→ Your goal
With the pictures left out, write out the records verbatim.

------ Task data ------

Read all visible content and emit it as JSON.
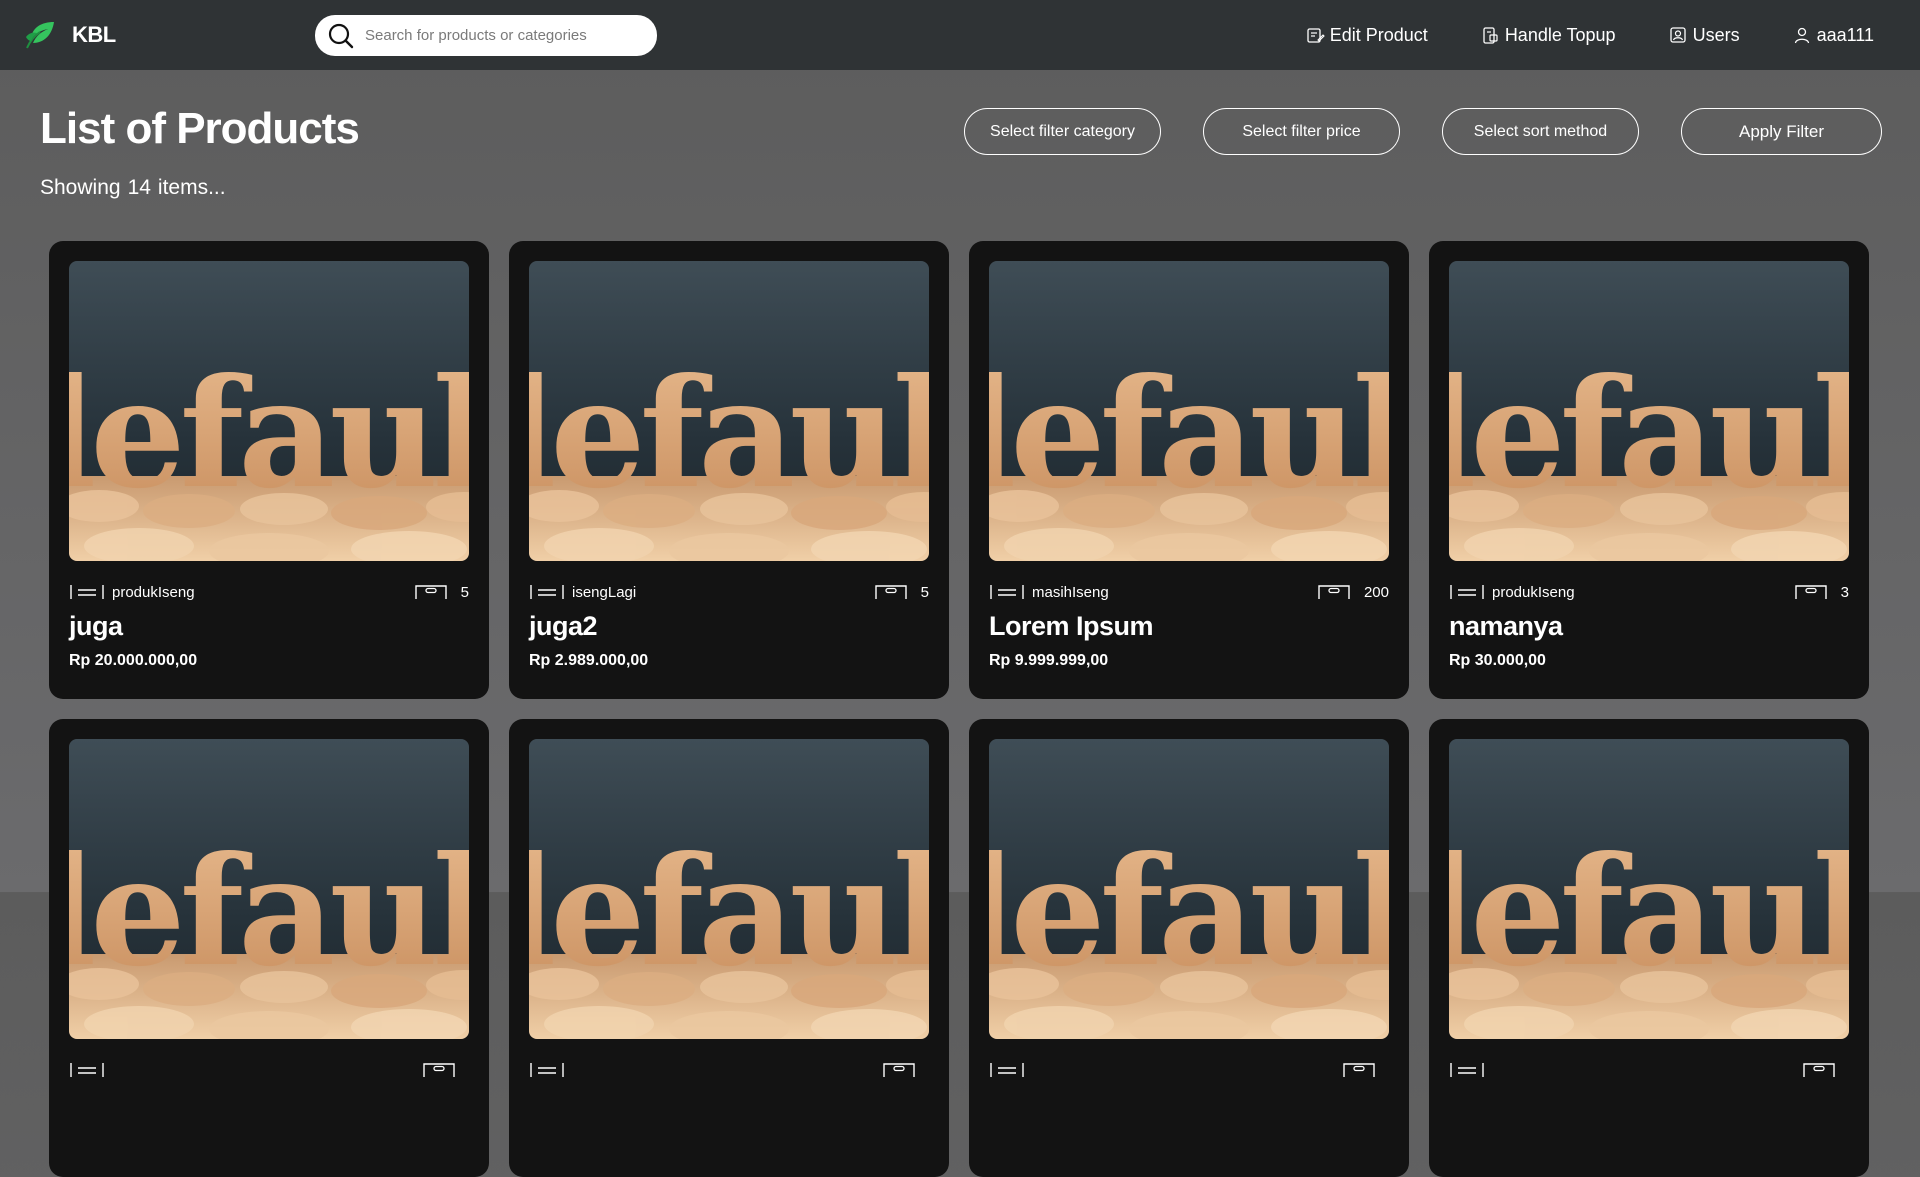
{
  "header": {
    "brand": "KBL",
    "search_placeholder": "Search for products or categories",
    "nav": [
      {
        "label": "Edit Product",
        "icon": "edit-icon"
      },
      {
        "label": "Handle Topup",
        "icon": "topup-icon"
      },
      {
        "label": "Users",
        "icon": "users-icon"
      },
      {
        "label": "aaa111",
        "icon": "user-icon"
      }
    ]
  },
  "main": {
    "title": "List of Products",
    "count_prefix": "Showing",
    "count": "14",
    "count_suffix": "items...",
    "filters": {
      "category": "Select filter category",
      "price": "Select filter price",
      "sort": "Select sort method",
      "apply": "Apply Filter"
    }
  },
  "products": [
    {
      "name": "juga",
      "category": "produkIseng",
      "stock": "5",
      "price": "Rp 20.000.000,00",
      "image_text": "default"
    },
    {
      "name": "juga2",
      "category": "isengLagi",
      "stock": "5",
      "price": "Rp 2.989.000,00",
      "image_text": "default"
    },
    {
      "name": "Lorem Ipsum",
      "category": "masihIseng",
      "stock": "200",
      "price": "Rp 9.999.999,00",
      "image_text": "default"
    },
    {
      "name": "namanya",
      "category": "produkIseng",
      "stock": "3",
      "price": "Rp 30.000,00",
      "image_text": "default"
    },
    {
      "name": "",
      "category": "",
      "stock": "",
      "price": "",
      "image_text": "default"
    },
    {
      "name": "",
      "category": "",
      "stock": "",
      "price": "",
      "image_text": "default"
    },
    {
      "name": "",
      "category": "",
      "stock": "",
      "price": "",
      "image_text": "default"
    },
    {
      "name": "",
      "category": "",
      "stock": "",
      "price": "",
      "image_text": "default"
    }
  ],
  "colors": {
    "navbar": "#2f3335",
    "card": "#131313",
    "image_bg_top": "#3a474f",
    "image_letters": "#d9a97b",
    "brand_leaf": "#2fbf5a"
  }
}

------

→ Expected answer
Read all visible content and emit it as JSON.
{
  "header": {
    "brand": "KBL",
    "search_placeholder": "Search for products or categories",
    "nav": [
      {
        "label": "Edit Product",
        "icon": "edit-icon"
      },
      {
        "label": "Handle Topup",
        "icon": "topup-icon"
      },
      {
        "label": "Users",
        "icon": "users-icon"
      },
      {
        "label": "aaa111",
        "icon": "user-icon"
      }
    ]
  },
  "main": {
    "title": "List of Products",
    "count_prefix": "Showing",
    "count": "14",
    "count_suffix": "items...",
    "filters": {
      "category": "Select filter category",
      "price": "Select filter price",
      "sort": "Select sort method",
      "apply": "Apply Filter"
    }
  },
  "products": [
    {
      "name": "juga",
      "category": "produkIseng",
      "stock": "5",
      "price": "Rp 20.000.000,00",
      "image_text": "default"
    },
    {
      "name": "juga2",
      "category": "isengLagi",
      "stock": "5",
      "price": "Rp 2.989.000,00",
      "image_text": "default"
    },
    {
      "name": "Lorem Ipsum",
      "category": "masihIseng",
      "stock": "200",
      "price": "Rp 9.999.999,00",
      "image_text": "default"
    },
    {
      "name": "namanya",
      "category": "produkIseng",
      "stock": "3",
      "price": "Rp 30.000,00",
      "image_text": "default"
    },
    {
      "name": "",
      "category": "",
      "stock": "",
      "price": "",
      "image_text": "default"
    },
    {
      "name": "",
      "category": "",
      "stock": "",
      "price": "",
      "image_text": "default"
    },
    {
      "name": "",
      "category": "",
      "stock": "",
      "price": "",
      "image_text": "default"
    },
    {
      "name": "",
      "category": "",
      "stock": "",
      "price": "",
      "image_text": "default"
    }
  ],
  "colors": {
    "navbar": "#2f3335",
    "card": "#131313",
    "image_bg_top": "#3a474f",
    "image_letters": "#d9a97b",
    "brand_leaf": "#2fbf5a"
  }
}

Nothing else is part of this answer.